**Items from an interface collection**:

◇ ◇ ◇ ◇

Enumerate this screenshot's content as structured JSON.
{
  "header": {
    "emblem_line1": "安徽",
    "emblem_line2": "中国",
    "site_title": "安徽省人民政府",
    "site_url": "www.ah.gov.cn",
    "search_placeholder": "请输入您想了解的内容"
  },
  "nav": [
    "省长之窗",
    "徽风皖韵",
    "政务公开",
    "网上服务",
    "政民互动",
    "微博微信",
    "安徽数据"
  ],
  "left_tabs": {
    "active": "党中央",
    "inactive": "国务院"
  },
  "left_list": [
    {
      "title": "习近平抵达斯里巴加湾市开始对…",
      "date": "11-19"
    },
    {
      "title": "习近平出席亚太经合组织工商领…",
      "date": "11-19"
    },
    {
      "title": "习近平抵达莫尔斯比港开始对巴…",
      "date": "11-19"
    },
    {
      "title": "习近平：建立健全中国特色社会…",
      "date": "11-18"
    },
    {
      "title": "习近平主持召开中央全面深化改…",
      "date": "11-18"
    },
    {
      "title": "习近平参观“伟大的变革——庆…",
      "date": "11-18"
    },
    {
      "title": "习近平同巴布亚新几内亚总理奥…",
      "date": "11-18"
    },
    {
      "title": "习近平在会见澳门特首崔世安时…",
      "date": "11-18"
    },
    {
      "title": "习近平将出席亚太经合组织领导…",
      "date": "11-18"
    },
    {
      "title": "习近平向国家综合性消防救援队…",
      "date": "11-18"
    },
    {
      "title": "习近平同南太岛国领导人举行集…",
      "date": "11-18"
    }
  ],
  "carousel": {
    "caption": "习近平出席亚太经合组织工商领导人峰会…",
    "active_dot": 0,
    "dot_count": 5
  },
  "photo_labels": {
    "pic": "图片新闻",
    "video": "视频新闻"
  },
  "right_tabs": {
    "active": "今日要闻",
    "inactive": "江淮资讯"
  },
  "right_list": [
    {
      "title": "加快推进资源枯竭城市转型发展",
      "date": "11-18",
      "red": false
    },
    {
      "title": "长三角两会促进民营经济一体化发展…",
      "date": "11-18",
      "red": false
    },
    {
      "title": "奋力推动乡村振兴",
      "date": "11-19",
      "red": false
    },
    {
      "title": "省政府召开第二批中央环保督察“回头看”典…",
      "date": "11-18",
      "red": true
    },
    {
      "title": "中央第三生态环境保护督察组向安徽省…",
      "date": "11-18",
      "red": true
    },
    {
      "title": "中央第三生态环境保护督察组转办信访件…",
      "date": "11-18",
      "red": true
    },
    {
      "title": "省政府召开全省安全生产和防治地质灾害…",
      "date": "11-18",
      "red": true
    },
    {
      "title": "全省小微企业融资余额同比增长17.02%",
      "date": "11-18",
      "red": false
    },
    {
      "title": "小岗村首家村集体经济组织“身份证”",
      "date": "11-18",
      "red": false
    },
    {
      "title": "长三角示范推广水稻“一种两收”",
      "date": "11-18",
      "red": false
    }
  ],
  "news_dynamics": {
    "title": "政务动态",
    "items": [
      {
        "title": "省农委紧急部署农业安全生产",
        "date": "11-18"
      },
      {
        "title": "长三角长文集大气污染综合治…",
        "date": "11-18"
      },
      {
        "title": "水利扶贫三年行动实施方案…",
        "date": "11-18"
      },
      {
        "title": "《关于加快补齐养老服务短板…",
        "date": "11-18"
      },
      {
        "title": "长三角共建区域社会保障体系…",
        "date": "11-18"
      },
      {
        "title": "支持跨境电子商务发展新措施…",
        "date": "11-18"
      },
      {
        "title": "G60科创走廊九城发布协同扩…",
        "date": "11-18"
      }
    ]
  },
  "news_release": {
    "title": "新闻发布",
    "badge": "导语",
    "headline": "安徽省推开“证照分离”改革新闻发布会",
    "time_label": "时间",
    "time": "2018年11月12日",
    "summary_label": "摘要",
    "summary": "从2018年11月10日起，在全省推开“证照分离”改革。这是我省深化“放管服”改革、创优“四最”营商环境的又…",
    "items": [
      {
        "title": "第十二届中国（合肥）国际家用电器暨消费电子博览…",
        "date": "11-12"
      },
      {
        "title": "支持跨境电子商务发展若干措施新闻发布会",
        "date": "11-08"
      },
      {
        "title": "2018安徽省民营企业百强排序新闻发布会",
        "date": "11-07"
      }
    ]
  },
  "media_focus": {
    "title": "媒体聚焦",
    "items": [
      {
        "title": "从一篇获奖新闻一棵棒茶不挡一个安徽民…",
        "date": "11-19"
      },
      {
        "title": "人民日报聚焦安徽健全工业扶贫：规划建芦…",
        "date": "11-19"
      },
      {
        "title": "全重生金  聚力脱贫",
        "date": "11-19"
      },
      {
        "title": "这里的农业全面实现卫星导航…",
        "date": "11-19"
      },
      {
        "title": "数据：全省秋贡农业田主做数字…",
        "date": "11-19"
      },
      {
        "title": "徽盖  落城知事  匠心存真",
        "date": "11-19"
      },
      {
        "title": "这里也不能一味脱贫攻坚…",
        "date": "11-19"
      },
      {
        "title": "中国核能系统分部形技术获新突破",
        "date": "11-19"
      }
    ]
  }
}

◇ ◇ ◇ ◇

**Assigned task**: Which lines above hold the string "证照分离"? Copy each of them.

**Task solution**:
    "headline": "安徽省推开“证照分离”改革新闻发布会",
    "summary": "从2018年11月10日起，在全省推开“证照分离”改革。这是我省深化“放管服”改革、创优“四最”营商环境的又…",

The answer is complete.